Shrubs can be used to great effect in hedging, creating dense swaths of green and flowers that act as wind breaks, living fences, property line demarcations and as backdrops to specimen plants in garden beds and borders. Shrubs can be pruned into three main styles: to showcase their natural shape and size, to mimic their natural shape but control the size and to prune heavily to create the flat and curvilinear planes of formal hedging. The style of pruning is largely a personal aesthetic preference, but the structure of certain shrubs may take to a certain style of pruning.
Maintain the natural shape and size of the shrub hedging by removing only dead, diseased, discolored or otherwise damaged branching and foliage. Inspect the shrub or hedge regularly during watering time and cut out any of these trouble spots. Place cuts back to healthy wood or foliage or back as far as the parent branch or trunk as needed. Use loppers for most mid-size branches, secateurs for those under 1 inch in diameter and a hand saw for branches larger than 2 inches in diameter.
Control the height and spread of the shrubs and hedging while maintaining the natural form by removing the tips of branches in equal lengths and following the shape of the shrub. Use long-handled scissor shears or secateurs and cut branch by branch for the most natural-looking finish.

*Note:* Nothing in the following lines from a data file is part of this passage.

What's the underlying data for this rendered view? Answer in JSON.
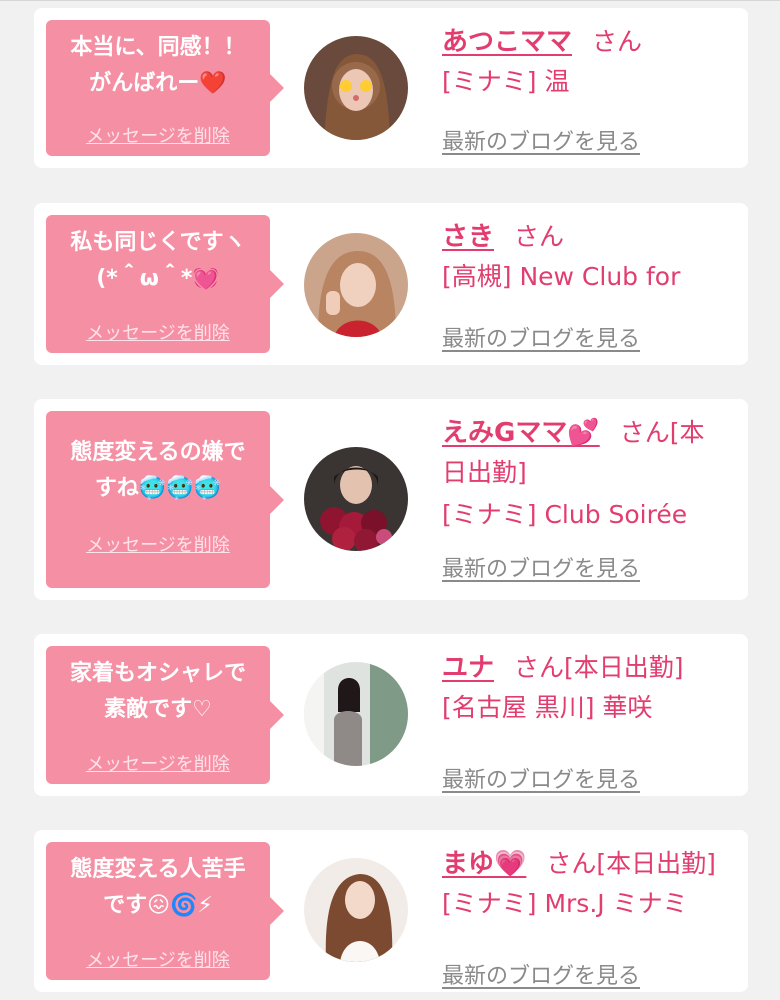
{
  "delete_label": "メッセージを削除",
  "blog_label": "最新のブログを見る",
  "san_label": "さん",
  "colors": {
    "bubble": "#f58fa4",
    "name": "#e23d6f",
    "link": "#8a8a8a",
    "background": "#f1f1f1"
  },
  "cards": [
    {
      "message": "本当に、同感！！\nがんばれー❤️",
      "name": "あつこママ",
      "suffix": "さん",
      "shop": "[ミナミ] 温"
    },
    {
      "message": "私も同じくですヽ\n(*＾ω＾*💓",
      "name": "さき",
      "suffix": "さん",
      "shop": "[高槻] New Club for"
    },
    {
      "message": "態度変えるの嫌で\nすね🥶🥶🥶",
      "name": "えみGママ💕",
      "suffix": "さん[本\n日出勤]",
      "shop": "[ミナミ] Club Soirée"
    },
    {
      "message": "家着もオシャレで\n素敵です♡",
      "name": "ユナ",
      "suffix": "さん[本日出勤]",
      "shop": "[名古屋 黒川] 華咲"
    },
    {
      "message": "態度変える人苦手\nです😖🌀⚡",
      "name": "まゆ💗",
      "suffix": "さん[本日出勤]",
      "shop": "[ミナミ] Mrs.J ミナミ"
    }
  ]
}
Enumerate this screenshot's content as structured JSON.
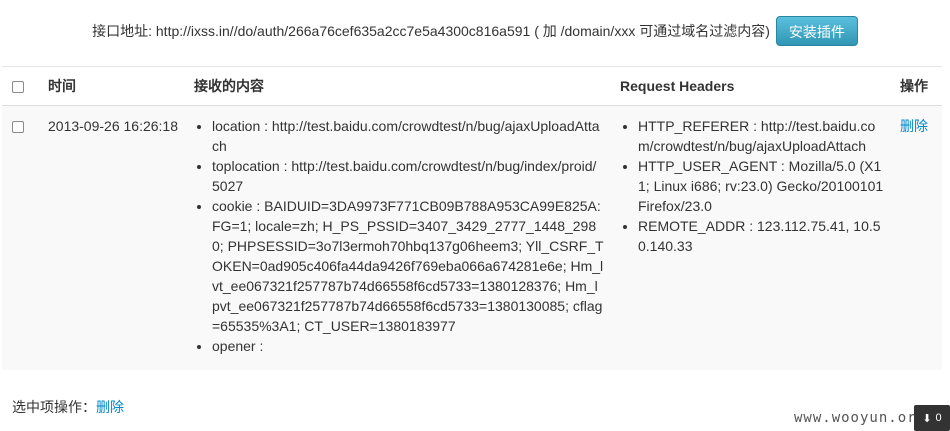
{
  "header": {
    "api_label": "接口地址: http://ixss.in//do/auth/266a76cef635a2cc7e5a4300c816a591 ( 加 /domain/xxx 可通过域名过滤内容)",
    "install_button": "安装插件"
  },
  "table": {
    "columns": [
      "时间",
      "接收的内容",
      "Request Headers",
      "操作"
    ],
    "rows": [
      {
        "time": "2013-09-26 16:26:18",
        "content": [
          "location : http://test.baidu.com/crowdtest/n/bug/ajaxUploadAttach",
          "toplocation : http://test.baidu.com/crowdtest/n/bug/index/proid/5027",
          "cookie : BAIDUID=3DA9973F771CB09B788A953CA99E825A:FG=1; locale=zh; H_PS_PSSID=3407_3429_2777_1448_2980; PHPSESSID=3o7l3ermoh70hbq137g06heem3; Yll_CSRF_TOKEN=0ad905c406fa44da9426f769eba066a674281e6e; Hm_lvt_ee067321f257787b74d66558f6cd5733=1380128376; Hm_lpvt_ee067321f257787b74d66558f6cd5733=1380130085; cflag=65535%3A1; CT_USER=1380183977",
          "opener :"
        ],
        "headers": [
          "HTTP_REFERER : http://test.baidu.com/crowdtest/n/bug/ajaxUploadAttach",
          "HTTP_USER_AGENT : Mozilla/5.0 (X11; Linux i686; rv:23.0) Gecko/20100101 Firefox/23.0",
          "REMOTE_ADDR : 123.112.75.41, 10.50.140.33"
        ],
        "action": "删除"
      }
    ]
  },
  "footer": {
    "selected_label": "选中项操作：",
    "delete_link": "删除"
  },
  "watermark": "www.wooyun.org",
  "corner_widget": {
    "arrow": "⬇",
    "count": "0"
  }
}
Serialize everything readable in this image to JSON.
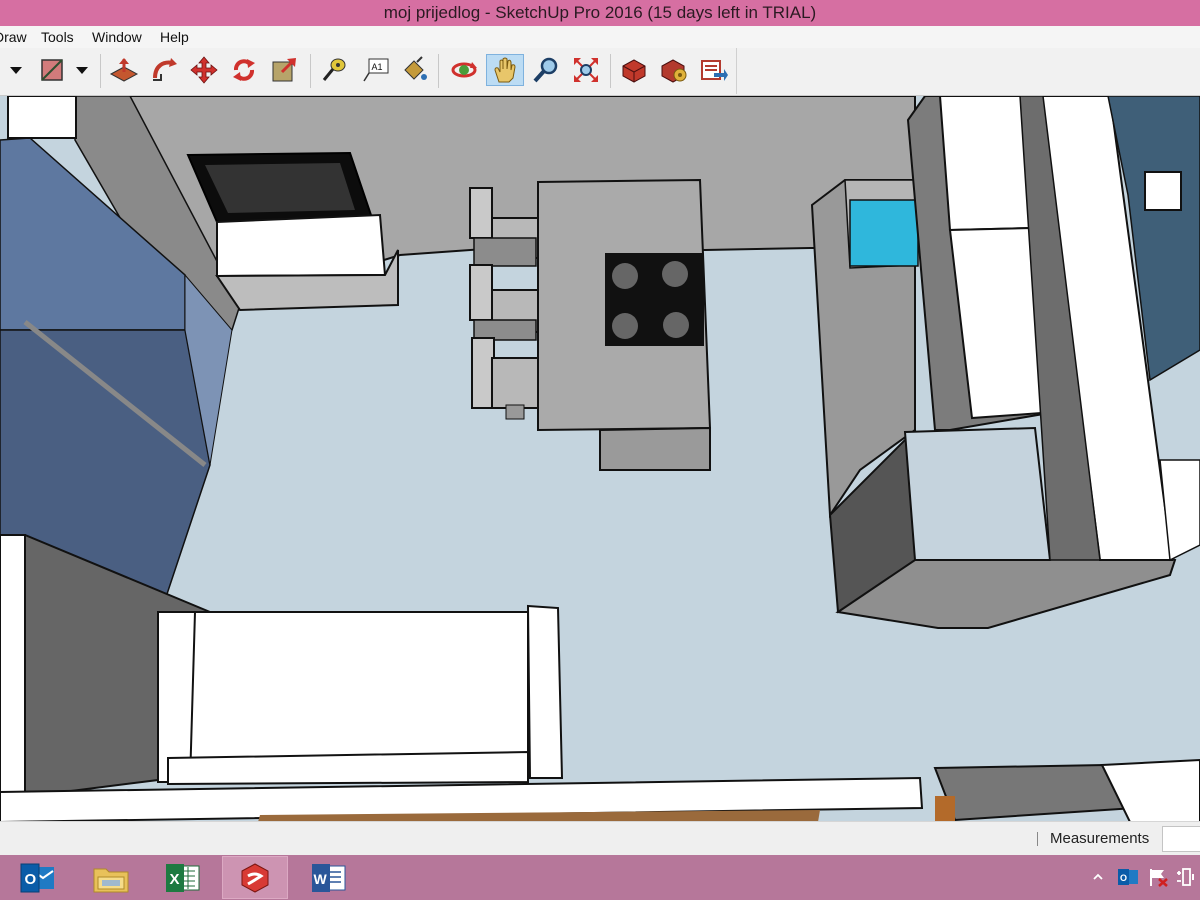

Create the flat and curving lines in formal hedging by using long-blade scissors shears or mechanical hedge trimmers with a long flat blade. Start by establishing the desired height and top shape before cutting the sides. Hold the blade nearly parallel with the shrub for flat plane cuts and at varying angles to create a curved surface on the shrub.